The Foundation is devoted to equipping Arab youth with the knowledge and skills they need to fulfil their promise as the future leaders of the region. With an investment of 1.1 Billion USD (AED 4.2 Billion), it aims to provide high-achieving, underserved Emirati and Arab youth access to educational opportunities, through dedicated scholarship programs.
The Abdulla Al Ghurair Foundation for Education has committed to reaching a minimum of 15,000 promising Arab youth interested in pursuing STEM education over the next ten years, as well as supporting 5,000 high-achieving grade 11 and 12 Emirati students at public schools, preparing them to study STEM in top universities.
As much as it is exciting to push for STEM education, it is important, however, for academic institutions and other stakeholders to ensure that we do not repeat what has happened in the past, where, in our enthusiasm to promote STEM, we have left the liberal arts behind. Understandably, the push for STEM was triggered by market needs among other factors, however, a balance is needed, to avoid repeating a similar scenario in the future.
One method of achieving that is through setting education requirements for undergraduates that cover both areas of education. That is something that American University of Sharjah practices. Students at the AUS College of Engineering are required to complete courses in liberal arts, whilst at the same time ensuring that the quality of engineering-specific courses offered to them at AUS help them capable of competing with those of their international counterparts.
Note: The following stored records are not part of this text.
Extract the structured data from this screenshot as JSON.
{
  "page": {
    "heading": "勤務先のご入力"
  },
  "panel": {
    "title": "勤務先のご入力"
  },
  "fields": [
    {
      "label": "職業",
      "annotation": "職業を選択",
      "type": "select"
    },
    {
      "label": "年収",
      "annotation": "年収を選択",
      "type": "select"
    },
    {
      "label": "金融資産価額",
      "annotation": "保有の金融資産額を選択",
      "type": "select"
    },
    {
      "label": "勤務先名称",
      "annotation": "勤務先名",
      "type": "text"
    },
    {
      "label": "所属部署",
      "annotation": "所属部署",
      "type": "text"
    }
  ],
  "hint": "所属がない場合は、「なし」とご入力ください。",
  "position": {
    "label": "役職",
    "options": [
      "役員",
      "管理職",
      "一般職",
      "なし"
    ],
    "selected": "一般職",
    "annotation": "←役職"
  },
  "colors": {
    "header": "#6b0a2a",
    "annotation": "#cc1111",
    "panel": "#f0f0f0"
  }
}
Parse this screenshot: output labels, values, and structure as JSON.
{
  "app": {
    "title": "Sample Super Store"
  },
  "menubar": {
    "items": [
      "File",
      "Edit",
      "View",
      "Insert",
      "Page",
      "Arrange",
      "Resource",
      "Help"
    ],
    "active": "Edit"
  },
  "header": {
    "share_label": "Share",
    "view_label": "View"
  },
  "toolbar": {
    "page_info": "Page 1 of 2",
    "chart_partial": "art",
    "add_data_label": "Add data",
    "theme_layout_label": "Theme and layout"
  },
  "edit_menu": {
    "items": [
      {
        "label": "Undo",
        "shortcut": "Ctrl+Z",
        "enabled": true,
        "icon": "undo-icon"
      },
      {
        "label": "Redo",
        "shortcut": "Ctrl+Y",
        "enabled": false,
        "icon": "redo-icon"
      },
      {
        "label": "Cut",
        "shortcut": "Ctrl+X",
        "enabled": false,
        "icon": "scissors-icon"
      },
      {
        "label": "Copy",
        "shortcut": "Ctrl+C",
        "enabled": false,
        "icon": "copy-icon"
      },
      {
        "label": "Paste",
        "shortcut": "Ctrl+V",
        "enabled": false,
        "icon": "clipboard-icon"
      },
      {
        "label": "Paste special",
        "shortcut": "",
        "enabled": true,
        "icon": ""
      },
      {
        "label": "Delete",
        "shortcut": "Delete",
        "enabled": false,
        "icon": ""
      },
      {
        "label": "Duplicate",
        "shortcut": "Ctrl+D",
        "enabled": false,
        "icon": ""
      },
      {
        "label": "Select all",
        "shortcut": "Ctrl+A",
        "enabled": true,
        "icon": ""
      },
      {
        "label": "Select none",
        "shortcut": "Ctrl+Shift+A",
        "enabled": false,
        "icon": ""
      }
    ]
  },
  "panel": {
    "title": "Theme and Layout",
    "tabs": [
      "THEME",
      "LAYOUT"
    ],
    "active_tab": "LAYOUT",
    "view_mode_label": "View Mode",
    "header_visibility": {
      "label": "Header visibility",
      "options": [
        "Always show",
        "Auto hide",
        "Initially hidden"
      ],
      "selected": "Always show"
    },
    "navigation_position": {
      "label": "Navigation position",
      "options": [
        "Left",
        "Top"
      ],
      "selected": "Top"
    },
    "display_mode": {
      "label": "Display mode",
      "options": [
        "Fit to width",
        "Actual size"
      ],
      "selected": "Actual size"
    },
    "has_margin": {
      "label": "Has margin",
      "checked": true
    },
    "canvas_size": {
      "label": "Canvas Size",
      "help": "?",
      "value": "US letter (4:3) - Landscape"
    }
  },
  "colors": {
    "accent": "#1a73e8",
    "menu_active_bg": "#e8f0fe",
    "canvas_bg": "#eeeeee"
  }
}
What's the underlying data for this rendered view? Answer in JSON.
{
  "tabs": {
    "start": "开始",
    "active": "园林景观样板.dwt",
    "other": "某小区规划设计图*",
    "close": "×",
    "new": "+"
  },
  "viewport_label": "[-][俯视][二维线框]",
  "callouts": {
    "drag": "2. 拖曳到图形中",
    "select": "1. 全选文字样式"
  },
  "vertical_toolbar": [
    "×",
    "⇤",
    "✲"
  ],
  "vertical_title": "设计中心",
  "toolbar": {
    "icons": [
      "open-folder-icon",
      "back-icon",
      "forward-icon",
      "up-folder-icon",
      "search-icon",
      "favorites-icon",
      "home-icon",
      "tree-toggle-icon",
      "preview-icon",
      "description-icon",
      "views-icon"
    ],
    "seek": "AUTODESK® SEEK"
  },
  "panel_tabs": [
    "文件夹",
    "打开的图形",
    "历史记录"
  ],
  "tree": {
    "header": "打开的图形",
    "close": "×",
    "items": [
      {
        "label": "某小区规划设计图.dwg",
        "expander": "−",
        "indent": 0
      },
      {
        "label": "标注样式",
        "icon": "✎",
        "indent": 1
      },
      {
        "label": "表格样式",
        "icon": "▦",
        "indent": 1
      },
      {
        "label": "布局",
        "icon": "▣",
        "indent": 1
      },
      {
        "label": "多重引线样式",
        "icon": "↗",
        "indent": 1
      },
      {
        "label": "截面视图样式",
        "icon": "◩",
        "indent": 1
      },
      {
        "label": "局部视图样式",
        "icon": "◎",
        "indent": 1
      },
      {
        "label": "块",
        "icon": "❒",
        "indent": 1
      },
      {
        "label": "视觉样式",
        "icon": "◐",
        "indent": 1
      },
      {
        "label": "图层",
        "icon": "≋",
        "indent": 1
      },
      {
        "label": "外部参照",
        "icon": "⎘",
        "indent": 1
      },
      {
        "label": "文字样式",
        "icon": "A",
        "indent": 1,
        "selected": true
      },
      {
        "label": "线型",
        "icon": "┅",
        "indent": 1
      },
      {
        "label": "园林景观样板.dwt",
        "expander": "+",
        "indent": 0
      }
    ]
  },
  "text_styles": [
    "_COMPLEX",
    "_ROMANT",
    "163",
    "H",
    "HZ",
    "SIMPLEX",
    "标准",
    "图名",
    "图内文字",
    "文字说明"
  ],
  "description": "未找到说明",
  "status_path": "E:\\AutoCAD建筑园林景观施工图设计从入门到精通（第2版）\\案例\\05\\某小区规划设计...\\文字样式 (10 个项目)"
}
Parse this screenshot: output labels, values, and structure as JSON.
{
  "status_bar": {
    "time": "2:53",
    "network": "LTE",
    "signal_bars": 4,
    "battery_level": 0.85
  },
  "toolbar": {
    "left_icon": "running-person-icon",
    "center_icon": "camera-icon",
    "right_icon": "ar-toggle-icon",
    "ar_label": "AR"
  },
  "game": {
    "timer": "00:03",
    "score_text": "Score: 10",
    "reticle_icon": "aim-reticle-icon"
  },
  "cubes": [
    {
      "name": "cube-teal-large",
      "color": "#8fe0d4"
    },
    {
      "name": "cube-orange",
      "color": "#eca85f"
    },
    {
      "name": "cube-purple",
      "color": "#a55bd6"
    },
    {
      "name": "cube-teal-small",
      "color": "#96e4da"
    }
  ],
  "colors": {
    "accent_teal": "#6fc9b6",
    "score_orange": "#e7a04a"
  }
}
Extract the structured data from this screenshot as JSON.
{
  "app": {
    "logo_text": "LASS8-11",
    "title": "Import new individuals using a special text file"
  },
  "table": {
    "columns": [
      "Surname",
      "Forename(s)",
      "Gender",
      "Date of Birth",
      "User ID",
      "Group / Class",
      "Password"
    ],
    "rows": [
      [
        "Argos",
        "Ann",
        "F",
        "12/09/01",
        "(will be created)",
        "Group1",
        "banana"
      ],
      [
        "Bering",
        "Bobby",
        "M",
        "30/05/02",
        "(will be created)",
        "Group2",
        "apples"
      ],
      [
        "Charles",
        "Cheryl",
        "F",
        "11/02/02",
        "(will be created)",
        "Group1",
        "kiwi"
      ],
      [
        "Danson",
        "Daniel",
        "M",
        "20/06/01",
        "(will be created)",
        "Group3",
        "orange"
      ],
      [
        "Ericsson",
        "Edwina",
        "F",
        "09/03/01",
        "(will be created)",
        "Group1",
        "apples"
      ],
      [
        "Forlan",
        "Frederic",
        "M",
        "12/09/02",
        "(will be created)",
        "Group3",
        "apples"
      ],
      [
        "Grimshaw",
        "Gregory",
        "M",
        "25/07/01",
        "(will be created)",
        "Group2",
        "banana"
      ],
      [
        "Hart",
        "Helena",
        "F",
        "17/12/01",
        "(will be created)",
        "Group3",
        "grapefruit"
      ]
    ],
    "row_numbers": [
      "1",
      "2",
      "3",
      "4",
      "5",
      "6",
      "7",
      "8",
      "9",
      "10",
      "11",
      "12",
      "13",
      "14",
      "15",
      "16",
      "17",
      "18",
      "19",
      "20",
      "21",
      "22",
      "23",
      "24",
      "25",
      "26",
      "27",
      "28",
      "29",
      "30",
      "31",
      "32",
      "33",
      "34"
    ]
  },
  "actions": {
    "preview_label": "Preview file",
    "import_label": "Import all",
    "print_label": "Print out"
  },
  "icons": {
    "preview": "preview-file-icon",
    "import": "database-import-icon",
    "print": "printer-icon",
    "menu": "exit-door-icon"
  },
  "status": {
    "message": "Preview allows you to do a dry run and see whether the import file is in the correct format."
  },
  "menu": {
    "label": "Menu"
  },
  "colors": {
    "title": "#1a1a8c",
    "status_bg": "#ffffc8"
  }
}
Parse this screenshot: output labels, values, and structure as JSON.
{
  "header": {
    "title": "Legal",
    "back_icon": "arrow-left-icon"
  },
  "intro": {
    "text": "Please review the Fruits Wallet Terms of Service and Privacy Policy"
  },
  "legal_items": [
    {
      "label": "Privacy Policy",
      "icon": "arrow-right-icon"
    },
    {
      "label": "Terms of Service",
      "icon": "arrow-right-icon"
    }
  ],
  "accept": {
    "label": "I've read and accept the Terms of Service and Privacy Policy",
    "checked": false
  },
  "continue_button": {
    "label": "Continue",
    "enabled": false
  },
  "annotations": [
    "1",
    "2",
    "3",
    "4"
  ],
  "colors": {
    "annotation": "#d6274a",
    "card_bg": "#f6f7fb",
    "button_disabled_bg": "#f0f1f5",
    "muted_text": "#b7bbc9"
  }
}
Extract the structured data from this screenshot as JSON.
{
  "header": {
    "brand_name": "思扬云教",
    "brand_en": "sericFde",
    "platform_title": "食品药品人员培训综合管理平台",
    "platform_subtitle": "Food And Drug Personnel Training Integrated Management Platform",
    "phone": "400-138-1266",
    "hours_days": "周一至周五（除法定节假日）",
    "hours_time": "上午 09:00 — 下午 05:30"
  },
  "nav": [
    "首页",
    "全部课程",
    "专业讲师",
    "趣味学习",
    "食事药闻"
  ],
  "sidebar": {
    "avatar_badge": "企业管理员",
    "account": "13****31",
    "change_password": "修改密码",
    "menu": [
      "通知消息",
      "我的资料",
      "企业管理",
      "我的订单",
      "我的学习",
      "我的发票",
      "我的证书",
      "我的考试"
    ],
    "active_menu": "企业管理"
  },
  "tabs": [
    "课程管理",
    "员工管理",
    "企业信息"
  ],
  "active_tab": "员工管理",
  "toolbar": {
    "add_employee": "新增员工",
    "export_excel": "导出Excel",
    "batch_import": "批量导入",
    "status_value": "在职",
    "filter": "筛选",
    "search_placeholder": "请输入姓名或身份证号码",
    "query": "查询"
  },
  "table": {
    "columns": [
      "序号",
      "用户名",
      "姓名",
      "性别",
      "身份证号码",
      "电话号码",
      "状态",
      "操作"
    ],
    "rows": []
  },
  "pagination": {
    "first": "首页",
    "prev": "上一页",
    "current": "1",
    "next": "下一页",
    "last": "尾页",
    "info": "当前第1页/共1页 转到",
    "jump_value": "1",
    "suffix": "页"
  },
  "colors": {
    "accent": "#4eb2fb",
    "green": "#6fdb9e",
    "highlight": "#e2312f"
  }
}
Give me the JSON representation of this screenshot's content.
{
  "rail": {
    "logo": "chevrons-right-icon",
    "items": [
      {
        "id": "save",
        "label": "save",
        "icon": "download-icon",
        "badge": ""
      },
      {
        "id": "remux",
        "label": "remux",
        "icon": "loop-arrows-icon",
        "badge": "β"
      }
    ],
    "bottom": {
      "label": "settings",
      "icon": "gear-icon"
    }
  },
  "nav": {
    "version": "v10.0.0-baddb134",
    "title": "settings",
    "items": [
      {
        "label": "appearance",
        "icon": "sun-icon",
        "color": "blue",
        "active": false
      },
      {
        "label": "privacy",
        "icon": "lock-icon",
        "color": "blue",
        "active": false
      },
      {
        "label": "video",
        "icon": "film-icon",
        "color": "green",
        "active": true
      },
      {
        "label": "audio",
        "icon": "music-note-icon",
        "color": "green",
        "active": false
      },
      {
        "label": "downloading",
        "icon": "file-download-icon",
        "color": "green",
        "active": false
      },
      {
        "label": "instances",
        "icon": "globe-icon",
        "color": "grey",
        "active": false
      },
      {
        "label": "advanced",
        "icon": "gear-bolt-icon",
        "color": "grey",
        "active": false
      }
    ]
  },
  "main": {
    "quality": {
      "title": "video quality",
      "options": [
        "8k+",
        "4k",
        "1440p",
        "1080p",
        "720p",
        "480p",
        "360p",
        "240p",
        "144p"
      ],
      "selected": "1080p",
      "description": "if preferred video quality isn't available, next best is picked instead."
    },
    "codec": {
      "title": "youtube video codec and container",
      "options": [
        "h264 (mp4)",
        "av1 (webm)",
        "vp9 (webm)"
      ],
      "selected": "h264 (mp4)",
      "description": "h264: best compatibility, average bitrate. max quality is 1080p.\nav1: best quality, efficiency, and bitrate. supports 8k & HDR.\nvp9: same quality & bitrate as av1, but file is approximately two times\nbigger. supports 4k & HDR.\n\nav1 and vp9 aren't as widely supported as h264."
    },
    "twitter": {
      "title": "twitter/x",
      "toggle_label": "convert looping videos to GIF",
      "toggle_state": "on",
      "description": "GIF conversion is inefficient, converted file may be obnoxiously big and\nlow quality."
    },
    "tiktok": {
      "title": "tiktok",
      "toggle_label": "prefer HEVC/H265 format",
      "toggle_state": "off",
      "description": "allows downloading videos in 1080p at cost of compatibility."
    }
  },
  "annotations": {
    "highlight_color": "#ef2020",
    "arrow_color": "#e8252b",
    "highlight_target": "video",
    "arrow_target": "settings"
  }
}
Keeping market needs in mind, AUS offers a Master of Science in Engineering Systems Management degree, which provides students with business skills critical to their success as future engineers.
At American University of Sharjah, we understand that it is our responsibility to find a balance in supporting market needs and ensuring that we produce well-rounded graduates as well. For example, a science student can also be an artist, and at the same time, a journalism student can be fascinated by scientific experiments. We, humans, are complex beings, and our brains are created to allow us to experience multiple facets of this life. That is why at AUS we try not to condition our students into pursuing one interest, exclusive of another. Instead, we do our best to focus on providing an all-inclusive education, not only to avoid future gaps in the market, but to create a more interesting, and dynamic world to live in.